British bike manufacturer Bowman Cycles is back in business, eight months after the company was liquidated following a prolonged struggle with supply chain issues during the Covid-19 pandemic.
In a post shared on the brand’s Facebook page yesterday – the first written social media update associated with the company since July 2021 – the new owners proclaimed that “Bowman are back” and that they are “really excited about getting the Bowman brand back on track and hope that we can welcome back our customers every soon”.
In a statement released on the brand’s website yesterday, owner Lee James ‘Jim’ Crossland clarified that Bowman Cycles Ltd is “a new trading business with an established name”.

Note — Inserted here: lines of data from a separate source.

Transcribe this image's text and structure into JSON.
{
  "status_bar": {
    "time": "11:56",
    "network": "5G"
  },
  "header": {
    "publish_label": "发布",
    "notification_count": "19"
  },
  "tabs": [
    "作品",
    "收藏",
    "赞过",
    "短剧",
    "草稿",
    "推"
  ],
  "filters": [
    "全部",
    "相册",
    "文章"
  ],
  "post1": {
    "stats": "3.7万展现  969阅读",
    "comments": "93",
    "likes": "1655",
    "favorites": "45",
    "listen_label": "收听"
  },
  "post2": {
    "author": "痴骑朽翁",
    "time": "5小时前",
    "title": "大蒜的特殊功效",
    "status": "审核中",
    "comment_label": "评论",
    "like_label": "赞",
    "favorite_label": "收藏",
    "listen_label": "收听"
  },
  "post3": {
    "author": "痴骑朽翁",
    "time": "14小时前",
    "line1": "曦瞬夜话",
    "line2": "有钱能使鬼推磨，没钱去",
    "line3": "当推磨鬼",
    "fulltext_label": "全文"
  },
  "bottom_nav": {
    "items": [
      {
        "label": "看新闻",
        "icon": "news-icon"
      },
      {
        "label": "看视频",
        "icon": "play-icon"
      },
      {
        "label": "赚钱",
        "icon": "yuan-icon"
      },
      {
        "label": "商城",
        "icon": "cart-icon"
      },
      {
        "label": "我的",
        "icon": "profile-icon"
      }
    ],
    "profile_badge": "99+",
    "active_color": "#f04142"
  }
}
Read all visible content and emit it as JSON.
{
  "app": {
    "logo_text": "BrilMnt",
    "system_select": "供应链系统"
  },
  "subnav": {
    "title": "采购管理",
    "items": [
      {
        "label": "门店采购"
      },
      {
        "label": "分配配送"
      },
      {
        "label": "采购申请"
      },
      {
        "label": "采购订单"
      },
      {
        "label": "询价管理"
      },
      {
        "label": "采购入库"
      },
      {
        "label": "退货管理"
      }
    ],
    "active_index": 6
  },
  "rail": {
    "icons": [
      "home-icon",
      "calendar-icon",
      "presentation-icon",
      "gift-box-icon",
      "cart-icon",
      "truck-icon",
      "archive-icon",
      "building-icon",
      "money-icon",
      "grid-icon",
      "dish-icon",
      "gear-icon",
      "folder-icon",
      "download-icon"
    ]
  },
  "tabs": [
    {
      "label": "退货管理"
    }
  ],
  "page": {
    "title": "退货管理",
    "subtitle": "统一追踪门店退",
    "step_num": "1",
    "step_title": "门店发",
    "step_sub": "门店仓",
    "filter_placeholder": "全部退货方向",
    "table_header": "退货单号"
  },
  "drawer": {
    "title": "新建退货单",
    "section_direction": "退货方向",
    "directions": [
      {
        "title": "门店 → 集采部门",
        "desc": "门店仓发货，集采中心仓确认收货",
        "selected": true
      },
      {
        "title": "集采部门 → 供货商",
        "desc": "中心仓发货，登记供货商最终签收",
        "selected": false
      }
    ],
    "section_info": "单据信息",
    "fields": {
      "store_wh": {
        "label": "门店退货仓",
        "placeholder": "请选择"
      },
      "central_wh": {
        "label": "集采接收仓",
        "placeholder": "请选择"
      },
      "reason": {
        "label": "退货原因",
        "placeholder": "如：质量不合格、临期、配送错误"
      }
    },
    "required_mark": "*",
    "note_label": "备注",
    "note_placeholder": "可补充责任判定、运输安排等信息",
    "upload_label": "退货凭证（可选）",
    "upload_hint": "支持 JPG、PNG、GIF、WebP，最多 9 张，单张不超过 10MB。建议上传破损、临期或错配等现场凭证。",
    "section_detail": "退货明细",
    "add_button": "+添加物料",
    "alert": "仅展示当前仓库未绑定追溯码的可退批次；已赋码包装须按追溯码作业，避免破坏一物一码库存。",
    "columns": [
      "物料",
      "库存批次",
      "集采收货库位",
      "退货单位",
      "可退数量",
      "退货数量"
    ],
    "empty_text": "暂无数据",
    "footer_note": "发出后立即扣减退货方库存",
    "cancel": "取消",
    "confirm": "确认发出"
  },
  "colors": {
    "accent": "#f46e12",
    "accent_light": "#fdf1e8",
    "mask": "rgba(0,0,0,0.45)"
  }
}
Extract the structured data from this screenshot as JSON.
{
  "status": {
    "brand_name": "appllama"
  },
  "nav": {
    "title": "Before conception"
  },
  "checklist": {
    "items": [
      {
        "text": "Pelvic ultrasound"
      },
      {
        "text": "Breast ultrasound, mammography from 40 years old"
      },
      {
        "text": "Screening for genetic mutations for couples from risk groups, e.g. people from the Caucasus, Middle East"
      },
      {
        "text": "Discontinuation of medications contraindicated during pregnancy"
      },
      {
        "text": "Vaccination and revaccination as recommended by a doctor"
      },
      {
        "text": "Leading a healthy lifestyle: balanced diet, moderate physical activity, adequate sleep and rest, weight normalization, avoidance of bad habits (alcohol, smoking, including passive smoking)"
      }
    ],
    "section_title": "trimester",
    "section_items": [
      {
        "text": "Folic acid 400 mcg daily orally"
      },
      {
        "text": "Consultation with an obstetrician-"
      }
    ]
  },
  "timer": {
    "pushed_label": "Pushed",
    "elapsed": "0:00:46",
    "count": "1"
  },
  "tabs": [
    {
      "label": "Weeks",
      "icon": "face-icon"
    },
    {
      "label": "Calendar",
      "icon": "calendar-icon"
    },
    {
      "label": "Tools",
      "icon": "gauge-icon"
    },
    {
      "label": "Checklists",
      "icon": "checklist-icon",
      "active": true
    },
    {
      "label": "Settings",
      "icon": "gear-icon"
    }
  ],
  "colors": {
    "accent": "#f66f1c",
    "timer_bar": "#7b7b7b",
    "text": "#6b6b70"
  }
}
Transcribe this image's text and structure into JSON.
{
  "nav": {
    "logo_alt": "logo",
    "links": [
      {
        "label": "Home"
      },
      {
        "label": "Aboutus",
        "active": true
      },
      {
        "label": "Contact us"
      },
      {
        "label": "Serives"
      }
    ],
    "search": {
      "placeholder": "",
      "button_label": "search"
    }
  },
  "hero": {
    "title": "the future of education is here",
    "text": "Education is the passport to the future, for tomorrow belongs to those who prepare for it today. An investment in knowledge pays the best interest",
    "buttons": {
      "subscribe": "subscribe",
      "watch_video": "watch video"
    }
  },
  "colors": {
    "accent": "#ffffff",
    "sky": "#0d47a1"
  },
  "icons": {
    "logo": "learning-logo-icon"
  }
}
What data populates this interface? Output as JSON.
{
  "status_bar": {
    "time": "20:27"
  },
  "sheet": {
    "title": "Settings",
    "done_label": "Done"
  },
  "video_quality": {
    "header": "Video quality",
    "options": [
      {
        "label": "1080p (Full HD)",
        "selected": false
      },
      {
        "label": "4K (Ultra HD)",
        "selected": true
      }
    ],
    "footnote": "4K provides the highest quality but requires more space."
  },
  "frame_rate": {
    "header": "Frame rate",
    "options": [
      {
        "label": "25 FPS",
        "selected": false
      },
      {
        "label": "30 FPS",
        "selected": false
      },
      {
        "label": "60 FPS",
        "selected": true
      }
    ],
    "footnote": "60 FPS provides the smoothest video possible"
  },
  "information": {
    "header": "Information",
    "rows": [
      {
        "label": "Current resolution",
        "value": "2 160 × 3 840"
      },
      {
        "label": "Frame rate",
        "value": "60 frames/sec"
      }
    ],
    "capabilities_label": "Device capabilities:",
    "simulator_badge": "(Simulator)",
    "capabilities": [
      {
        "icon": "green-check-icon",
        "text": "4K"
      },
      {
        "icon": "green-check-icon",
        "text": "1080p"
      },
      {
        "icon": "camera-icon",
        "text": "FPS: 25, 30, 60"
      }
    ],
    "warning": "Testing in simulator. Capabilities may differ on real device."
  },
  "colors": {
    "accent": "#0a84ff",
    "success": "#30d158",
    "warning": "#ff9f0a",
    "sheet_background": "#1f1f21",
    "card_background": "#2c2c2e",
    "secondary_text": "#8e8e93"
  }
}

The new trading name was incorporated by Crossland in early April, three months after BB Velo – the company’s trading name under the ownership of Neil Webb – appointed a voluntary liquidator.
In November last year, Bowman’s founder and managing director Webb told road.cc of his brand’s supply chain woes, which he claimed had a devastating effect on their ability to fulfil orders, but stressed that he was trying to “work out how to refinance” the business.
Webb was responding to a series of complaints from customers of the popular bike brand, who claimed that they were sent incorrect builds and poorly packed bikes, and were subsequently met with a wall of silence when they contacted Bowman for assistance.
At the time of his interview with road.cc last year, Webb set Bowman Cycles a 10 to 14 day deadline to restructure or find more assistance, eventually leading to the company’s liquidation.
Following Bowman’s winter of discontent, the company – in name only, at least – appears to have risen from the ashes as we enter autumn.
In July, new owner Crossland shared a short blog post on the brand’s sparsely populated website. In the post, he emphasised that Bowman Cycles Ltd is a new company, with no access or connection to stock from Webb’s BB Velo.
Crossland said that the company – which has retained the original Bowman’s social media presence and branding style – will focus on aluminium and steel gravel and road bikes, as well as clothing, and will be based in Sheffield.
He also emphasised that the brand’s mission statement is to sell bikes and clothes “honestly and transparently”.
After a short break over the summer, another blog post emerged two weeks ago – mostly based on ideas for the reborn brand’s first gravel bike – complete with a vague and rather cryptic Facebook post of a photo of a group ride in the Peak District.
In a third post yesterday, Crossland expanded on his reasons for acquiring the Bowman name and the reaction he has received from the cycling community.
He admitted that the reception to the initial social media post had been somewhat mixed, with some questioning the association with a ‘tainted’ brand name, while others shared their appreciation for their old Bowman bikes. Others, it seems, were simply confused.
In the statement Crossland, an enthusiastic Bowman customer himself, explained that he bought the company’s intellectual property rights after receiving a call from the liquidators.
“I knew some people would feel the name was tarnished,” he says. “However, Bowman is a well-established bike brand with a recognisable font and a great ‘get out and ride’ ethos.
“So I bought the intellectual property rights. My cycling industry friend’s words [were] echoing in my head, ‘if you want to do it, make sure that you are doing it because you want to and not just because the name’s available’.
“I bought the name despite some people feeling it was tarnished because I wanted to take it on as a going concern. Which is not odd – it’s actually very common. Holdsworth and Viner Cycles ceased trading and were then brought back as a going concern by Planet X.”
He continued: “Bowman was an established brand until last year – with an established social media presence – and as everything has a story and timeline, so does Bowman. Keeping the same Facebook and Instagram page shows its history and journey to where we are at the present.
“So yes, some people may not like the idea of keeping the same name, font, social media pages etc.. but I do – it shows its journey to where we are now – warts and all.”
Ryan joined road.cc as a news writer in December 2021. He has written about cycling and some ball-centric sports for various websites, newspapers, magazines and radio. Before returning to writing about cycling full-time, he completed a PhD in History and published a book and numerous academic articles on religion and politics in Victorian Britain and Ireland (though he remained committed to boring his university colleagues and students with endless cycling trivia). He can be found riding his bike very slowly through the Dromara Hills of Co. Down.